Component data from apps and pages
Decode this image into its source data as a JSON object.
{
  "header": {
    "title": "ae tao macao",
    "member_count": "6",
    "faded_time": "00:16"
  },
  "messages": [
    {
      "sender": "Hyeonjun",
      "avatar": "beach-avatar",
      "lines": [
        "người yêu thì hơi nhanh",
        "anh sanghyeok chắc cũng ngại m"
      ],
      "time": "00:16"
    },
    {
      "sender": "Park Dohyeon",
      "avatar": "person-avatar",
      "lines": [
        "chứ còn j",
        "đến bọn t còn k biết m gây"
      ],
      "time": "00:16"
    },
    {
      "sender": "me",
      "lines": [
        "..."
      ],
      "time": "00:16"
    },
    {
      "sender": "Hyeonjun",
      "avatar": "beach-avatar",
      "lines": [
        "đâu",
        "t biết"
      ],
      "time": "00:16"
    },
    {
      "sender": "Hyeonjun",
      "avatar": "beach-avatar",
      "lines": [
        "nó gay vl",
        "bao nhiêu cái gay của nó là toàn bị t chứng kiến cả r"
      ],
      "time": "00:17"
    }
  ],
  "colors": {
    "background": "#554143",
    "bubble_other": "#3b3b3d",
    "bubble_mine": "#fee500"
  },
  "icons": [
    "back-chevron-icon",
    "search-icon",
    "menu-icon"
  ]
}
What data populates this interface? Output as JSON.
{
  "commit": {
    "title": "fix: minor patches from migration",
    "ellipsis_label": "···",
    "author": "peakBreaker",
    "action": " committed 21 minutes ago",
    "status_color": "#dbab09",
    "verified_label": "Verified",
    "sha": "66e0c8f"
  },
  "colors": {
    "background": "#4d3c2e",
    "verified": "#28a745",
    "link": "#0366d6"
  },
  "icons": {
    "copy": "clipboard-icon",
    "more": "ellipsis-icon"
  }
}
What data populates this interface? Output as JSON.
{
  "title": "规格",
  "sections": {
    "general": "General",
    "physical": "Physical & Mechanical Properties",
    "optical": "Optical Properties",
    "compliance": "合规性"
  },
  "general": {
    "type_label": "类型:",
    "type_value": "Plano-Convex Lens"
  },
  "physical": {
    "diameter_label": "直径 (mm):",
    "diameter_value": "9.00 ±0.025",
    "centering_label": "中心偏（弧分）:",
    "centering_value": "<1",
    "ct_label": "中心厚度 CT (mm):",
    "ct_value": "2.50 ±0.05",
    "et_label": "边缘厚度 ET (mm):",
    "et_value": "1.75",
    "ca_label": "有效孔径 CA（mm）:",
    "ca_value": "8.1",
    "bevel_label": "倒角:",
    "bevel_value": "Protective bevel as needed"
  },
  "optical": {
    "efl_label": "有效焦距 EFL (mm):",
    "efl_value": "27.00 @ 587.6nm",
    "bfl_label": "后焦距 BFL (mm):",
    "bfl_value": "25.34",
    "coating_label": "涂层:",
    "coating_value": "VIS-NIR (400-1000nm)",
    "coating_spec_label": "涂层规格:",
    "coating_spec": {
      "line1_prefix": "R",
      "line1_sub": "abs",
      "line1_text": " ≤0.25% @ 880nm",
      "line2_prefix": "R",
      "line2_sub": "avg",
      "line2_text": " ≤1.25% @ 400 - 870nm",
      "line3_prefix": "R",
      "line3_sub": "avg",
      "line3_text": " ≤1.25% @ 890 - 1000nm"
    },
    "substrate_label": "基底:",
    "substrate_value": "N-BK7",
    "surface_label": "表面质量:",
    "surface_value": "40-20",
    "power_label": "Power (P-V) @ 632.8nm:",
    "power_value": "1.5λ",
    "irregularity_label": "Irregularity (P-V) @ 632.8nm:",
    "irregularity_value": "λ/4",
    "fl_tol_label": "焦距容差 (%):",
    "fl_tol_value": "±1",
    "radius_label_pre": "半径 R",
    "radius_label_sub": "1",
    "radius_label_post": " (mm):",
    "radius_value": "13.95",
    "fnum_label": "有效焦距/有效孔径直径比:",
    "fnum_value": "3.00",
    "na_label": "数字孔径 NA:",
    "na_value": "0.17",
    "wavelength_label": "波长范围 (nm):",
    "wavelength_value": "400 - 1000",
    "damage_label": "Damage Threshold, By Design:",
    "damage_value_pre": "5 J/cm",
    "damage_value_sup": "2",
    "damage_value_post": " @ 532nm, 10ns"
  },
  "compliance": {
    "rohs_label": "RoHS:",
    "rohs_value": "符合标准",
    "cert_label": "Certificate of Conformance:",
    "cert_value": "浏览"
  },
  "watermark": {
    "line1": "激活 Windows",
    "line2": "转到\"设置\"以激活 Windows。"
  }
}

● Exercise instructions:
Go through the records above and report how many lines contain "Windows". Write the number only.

● Answer to this exercise:
2